positive2A HIV support charity has called for more to be done to support people living with HIV who have mental health issues, after research revealed that 75% of those with the condition have experienced mental ill health.

HIV support agency Positively UK, in partnership with pharmaceutical firm Janssen, surveyed almost 200 people living with HIV and found that 68% admitted to experiencing depression in the past year. Of those who have experienced depression, a third considered that it had had a “huge impact” on their quality of life.

Of those who had experienced mental ill health, 24% said they have missed treatment doses as a result, potentially impacting on their overall health.

But despite the apparent prevalence of mental ill health among people living with HIV, only 40% made use of counselling or psychology services and 51.4% had discussed these issues with their support worker.

More mental health support required
Based on the survey findings, Positively UK’s States of Mind report calls for more to be done to support the mental health of people living with HIV and makes a number of recommendations:• Improvements must be made across all HIV services to tackle the on-going challenge of mental health issues in the HIV community
• Increased dialogue between people living with HIV and healthcare professionals is needed to better understand the complex relationship between mental health and adherence to treatment
• Closer coordination is needed between multidisciplinary support functions to help ensure a more effective allocation of service provision.

“Despite the support available, mental health problems, and depression in particular, are hugely important issues for people living with HIV,” said Allan Anderson, chief executive of Positively UK. “The findings of the States of Mind report highlight that more needs to be done to support people and ensure they are offered holistic care.

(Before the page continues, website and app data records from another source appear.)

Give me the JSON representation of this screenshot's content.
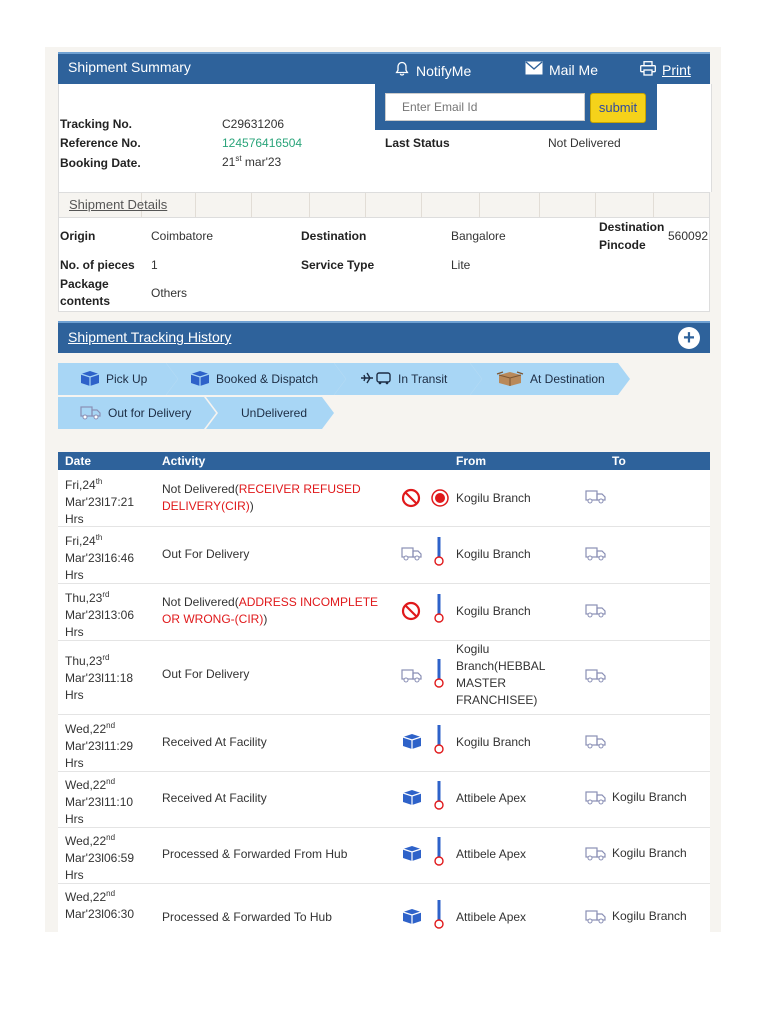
{
  "header": {
    "title": "Shipment Summary",
    "notify_label": "NotifyMe",
    "mail_label": "Mail Me",
    "print_label": "Print"
  },
  "email_popup": {
    "placeholder": "Enter Email Id",
    "submit_label": "submit"
  },
  "summary": {
    "tracking_label": "Tracking No.",
    "tracking_value": "C29631206",
    "reference_label": "Reference No.",
    "reference_value": "124576416504",
    "booking_label": "Booking Date.",
    "booking_day": "21",
    "booking_sup": "st",
    "booking_rest": " mar'23",
    "status_label": "Last Status",
    "status_value": "Not Delivered"
  },
  "details": {
    "section_title": "Shipment Details",
    "origin_label": "Origin",
    "origin_value": "Coimbatore",
    "destination_label": "Destination",
    "destination_value": "Bangalore",
    "pincode_label_1": "Destination",
    "pincode_label_2": "Pincode",
    "pincode_value": "560092",
    "pieces_label": "No. of pieces",
    "pieces_value": "1",
    "service_label": "Service Type",
    "service_value": "Lite",
    "contents_label_1": "Package",
    "contents_label_2": "contents",
    "contents_value": "Others"
  },
  "history": {
    "title": "Shipment Tracking History",
    "steps": [
      "Pick Up",
      "Booked & Dispatch",
      "In Transit",
      "At Destination",
      "Out for Delivery",
      "UnDelivered"
    ]
  },
  "table": {
    "headers": [
      "Date",
      "Activity",
      "From",
      "To"
    ],
    "rows": [
      {
        "d1": "Fri,24",
        "sup": "th",
        "d2": "Mar'23l17:21",
        "d3": "Hrs",
        "act": "Not Delivered(",
        "act_red": "RECEIVER REFUSED DELIVERY(CIR)",
        "act_end": ")",
        "from": "Kogilu Branch",
        "to": ""
      },
      {
        "d1": "Fri,24",
        "sup": "th",
        "d2": "Mar'23l16:46",
        "d3": "Hrs",
        "act": "Out For Delivery",
        "act_red": "",
        "act_end": "",
        "from": "Kogilu Branch",
        "to": ""
      },
      {
        "d1": "Thu,23",
        "sup": "rd",
        "d2": "Mar'23l13:06",
        "d3": "Hrs",
        "act": "Not Delivered(",
        "act_red": "ADDRESS INCOMPLETE OR WRONG-(CIR)",
        "act_end": ")",
        "from": "Kogilu Branch",
        "to": ""
      },
      {
        "d1": "Thu,23",
        "sup": "rd",
        "d2": "Mar'23l11:18",
        "d3": "Hrs",
        "act": "Out For Delivery",
        "act_red": "",
        "act_end": "",
        "from": "Kogilu Branch(HEBBAL MASTER FRANCHISEE)",
        "to": ""
      },
      {
        "d1": "Wed,22",
        "sup": "nd",
        "d2": "Mar'23l11:29",
        "d3": "Hrs",
        "act": "Received At Facility",
        "act_red": "",
        "act_end": "",
        "from": "Kogilu Branch",
        "to": ""
      },
      {
        "d1": "Wed,22",
        "sup": "nd",
        "d2": "Mar'23l11:10",
        "d3": "Hrs",
        "act": "Received At Facility",
        "act_red": "",
        "act_end": "",
        "from": "Attibele Apex",
        "to": "Kogilu Branch"
      },
      {
        "d1": "Wed,22",
        "sup": "nd",
        "d2": "Mar'23l06:59",
        "d3": "Hrs",
        "act": "Processed & Forwarded From Hub",
        "act_red": "",
        "act_end": "",
        "from": "Attibele Apex",
        "to": "Kogilu Branch"
      },
      {
        "d1": "Wed,22",
        "sup": "nd",
        "d2": "Mar'23l06:30",
        "d3": "",
        "act": "Processed & Forwarded To Hub",
        "act_red": "",
        "act_end": "",
        "from": "Attibele Apex",
        "to": "Kogilu Branch"
      }
    ]
  },
  "colors": {
    "header_blue": "#2e629b",
    "step_blue": "#a8d6f5",
    "status_red": "#e0191b",
    "reference_green": "#2aa47a",
    "submit_yellow": "#f5d21a"
  }
}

I urge people with HIV, healthcare professionals and support workers to read the report and work together to improve mental wellbeing in the HIV community.”

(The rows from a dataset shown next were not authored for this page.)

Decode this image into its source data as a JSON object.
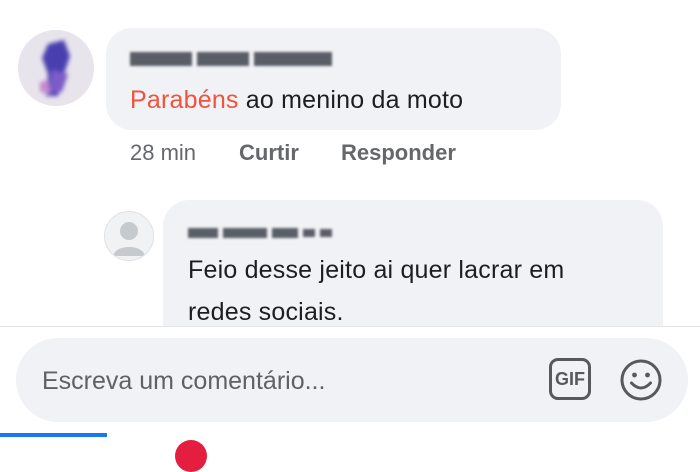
{
  "comments": [
    {
      "highlight": "Parabéns",
      "rest": " ao menino da moto",
      "time": "28 min",
      "like_label": "Curtir",
      "reply_label": "Responder"
    },
    {
      "line1": "Feio desse jeito ai quer lacrar em",
      "line2": "redes sociais."
    }
  ],
  "composer": {
    "placeholder": "Escreva um comentário...",
    "gif_label": "GIF"
  },
  "colors": {
    "highlight": "#f0533e",
    "bubble": "#f0f2f5",
    "active_tab": "#1877f2"
  },
  "icons": [
    "gif-icon",
    "smiley-icon",
    "default-avatar-icon"
  ]
}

Professor Jane Anderson, director of the Centre for the Study of Sexual Health and HIV, and consultant physician at Homerton University Hospital in London, added: “This report emphasises the importance of ensuring the clinical community are fully aware of the impact that HIV can have on mental and emotional wellbeing. The multidisciplinary clinical team in HIV medicine is uniquely placed to address the totality of the health and wellbeing needs of people who use our clinics. We must seek ways to care for people effectively in terms of the physical and mental aspects of HIV.”